Norwegian Study Shows Men And Women Affected Differently By ArtShare
Research suggests that engagement in cultural activities enhances health - and that the effect is mediated by gender.
Feeling depressed or under the weather? Maybe a trip to the opera is just what the doctor ordered. Researchers in Norway say they've established a correlation between their subjects' health and their participation in cultural activities.
In a recent study in the Journal of Epidemiology and Community Health, a team led by Koenraad Cuypers of the Norwegian University of Science and Technology found that a healthier cultural life may be an indicator of a healthier, happier life in general. This doesn't mean that visiting a museum will immediately clear up recurring depression, just that active cultural lifestyles may be healthier as a whole than the alternative. The researchers used data on cultural participation and perceived health from the 2006-2008 Nord-Trøndelag Health Study, and differentiated between "creative cultural activities," such as singing or painting, and "receptive cultural activities," such as watching a film or listening to music.

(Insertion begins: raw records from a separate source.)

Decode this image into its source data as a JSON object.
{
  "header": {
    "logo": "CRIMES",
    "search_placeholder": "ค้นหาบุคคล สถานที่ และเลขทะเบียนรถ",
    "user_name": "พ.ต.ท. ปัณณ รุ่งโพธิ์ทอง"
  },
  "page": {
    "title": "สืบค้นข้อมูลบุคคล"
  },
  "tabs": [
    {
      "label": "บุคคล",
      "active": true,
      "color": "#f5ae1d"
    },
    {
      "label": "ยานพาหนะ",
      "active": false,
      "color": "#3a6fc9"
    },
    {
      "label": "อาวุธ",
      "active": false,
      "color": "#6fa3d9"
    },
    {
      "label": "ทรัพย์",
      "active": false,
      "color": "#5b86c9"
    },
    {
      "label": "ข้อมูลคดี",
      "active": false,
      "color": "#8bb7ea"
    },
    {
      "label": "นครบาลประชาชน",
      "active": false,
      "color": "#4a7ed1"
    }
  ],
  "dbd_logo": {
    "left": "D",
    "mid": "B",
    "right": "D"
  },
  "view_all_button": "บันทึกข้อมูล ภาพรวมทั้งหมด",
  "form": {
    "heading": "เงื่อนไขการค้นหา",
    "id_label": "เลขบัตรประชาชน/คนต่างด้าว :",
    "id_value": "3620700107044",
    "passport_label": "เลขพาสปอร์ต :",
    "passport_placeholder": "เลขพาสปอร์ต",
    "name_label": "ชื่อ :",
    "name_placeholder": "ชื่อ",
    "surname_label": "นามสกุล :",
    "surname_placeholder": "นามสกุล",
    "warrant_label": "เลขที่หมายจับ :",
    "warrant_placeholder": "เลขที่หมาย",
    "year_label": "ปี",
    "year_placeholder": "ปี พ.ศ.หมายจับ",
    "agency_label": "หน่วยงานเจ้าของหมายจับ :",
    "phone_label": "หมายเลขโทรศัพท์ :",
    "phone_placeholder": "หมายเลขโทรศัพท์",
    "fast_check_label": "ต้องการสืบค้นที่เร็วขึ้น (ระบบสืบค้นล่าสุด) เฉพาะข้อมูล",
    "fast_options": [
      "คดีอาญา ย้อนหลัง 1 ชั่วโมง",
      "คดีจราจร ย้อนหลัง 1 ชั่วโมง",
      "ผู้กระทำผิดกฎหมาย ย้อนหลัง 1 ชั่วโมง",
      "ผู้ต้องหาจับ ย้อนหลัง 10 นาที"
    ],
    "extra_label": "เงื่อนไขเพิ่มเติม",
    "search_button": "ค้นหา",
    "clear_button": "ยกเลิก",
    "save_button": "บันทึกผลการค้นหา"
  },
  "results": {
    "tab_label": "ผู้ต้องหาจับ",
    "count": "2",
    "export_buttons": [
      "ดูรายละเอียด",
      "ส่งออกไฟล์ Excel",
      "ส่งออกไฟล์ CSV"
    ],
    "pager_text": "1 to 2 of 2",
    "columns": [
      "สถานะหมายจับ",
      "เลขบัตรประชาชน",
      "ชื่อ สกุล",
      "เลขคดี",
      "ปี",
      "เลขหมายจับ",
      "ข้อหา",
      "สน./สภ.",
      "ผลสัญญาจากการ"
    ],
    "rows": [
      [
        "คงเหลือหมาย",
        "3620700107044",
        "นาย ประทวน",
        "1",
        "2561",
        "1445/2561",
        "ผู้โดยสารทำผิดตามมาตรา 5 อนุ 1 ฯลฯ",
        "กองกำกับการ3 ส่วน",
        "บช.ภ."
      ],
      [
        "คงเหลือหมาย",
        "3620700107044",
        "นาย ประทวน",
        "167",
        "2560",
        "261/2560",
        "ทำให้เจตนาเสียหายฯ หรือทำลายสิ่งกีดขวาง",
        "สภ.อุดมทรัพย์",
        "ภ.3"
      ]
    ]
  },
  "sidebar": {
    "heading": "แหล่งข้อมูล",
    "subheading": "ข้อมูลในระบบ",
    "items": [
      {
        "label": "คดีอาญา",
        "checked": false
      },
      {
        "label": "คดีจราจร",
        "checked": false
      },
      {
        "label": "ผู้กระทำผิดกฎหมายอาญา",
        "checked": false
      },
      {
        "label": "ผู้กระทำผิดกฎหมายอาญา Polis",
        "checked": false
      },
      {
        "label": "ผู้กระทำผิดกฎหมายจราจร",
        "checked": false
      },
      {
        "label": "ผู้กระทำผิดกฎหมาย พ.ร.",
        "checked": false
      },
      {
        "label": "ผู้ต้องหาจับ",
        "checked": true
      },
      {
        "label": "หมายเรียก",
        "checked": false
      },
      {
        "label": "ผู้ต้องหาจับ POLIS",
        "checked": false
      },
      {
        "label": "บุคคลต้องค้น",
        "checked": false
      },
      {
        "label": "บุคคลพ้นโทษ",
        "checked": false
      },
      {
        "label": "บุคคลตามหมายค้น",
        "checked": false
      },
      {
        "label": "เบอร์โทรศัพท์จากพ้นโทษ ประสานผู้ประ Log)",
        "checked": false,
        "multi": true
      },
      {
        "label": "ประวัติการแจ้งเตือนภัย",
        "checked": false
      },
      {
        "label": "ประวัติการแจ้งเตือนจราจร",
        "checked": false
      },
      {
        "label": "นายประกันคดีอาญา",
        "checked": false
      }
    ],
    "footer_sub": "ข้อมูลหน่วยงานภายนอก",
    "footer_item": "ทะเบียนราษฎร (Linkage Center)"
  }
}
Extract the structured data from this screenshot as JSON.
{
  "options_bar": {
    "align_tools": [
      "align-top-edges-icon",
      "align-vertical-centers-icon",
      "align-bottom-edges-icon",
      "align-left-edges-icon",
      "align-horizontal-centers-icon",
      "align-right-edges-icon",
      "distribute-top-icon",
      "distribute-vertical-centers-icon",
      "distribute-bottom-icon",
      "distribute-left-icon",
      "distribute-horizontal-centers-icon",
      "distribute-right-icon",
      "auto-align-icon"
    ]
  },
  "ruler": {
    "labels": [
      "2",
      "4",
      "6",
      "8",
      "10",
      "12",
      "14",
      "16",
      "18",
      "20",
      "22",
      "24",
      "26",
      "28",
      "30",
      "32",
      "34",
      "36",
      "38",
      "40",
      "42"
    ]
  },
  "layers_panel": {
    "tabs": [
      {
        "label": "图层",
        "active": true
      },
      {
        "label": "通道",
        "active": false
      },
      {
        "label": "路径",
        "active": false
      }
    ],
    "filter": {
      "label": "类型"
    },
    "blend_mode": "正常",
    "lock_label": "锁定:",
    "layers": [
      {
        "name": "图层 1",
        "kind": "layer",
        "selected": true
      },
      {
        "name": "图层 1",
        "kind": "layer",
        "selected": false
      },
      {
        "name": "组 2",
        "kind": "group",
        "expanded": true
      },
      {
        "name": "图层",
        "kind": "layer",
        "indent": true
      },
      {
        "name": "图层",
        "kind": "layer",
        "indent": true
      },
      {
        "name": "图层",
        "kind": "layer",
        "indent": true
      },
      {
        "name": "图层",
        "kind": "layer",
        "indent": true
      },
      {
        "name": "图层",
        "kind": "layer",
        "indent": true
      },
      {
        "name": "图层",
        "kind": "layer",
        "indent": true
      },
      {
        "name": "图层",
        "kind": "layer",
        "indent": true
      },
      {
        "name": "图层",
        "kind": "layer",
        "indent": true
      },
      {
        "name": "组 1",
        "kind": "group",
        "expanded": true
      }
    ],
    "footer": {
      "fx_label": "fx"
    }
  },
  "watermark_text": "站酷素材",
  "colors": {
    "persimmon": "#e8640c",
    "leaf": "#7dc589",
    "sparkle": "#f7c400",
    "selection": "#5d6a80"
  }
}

One of the study's most provocative findings was the gender-specific component of these correlations. On the one hand, "attending receptive cultural activities is associated less with good health than participating in creative cultural activities in women;" on the other, "The study revealed that men who engaged speciﬁcally in receptive, rather than creative, cultural activities reported better health-related outcomes." In other words, while women seem to benefit most from active art creation, men show a stronger response when they spend some time appreciating others' work.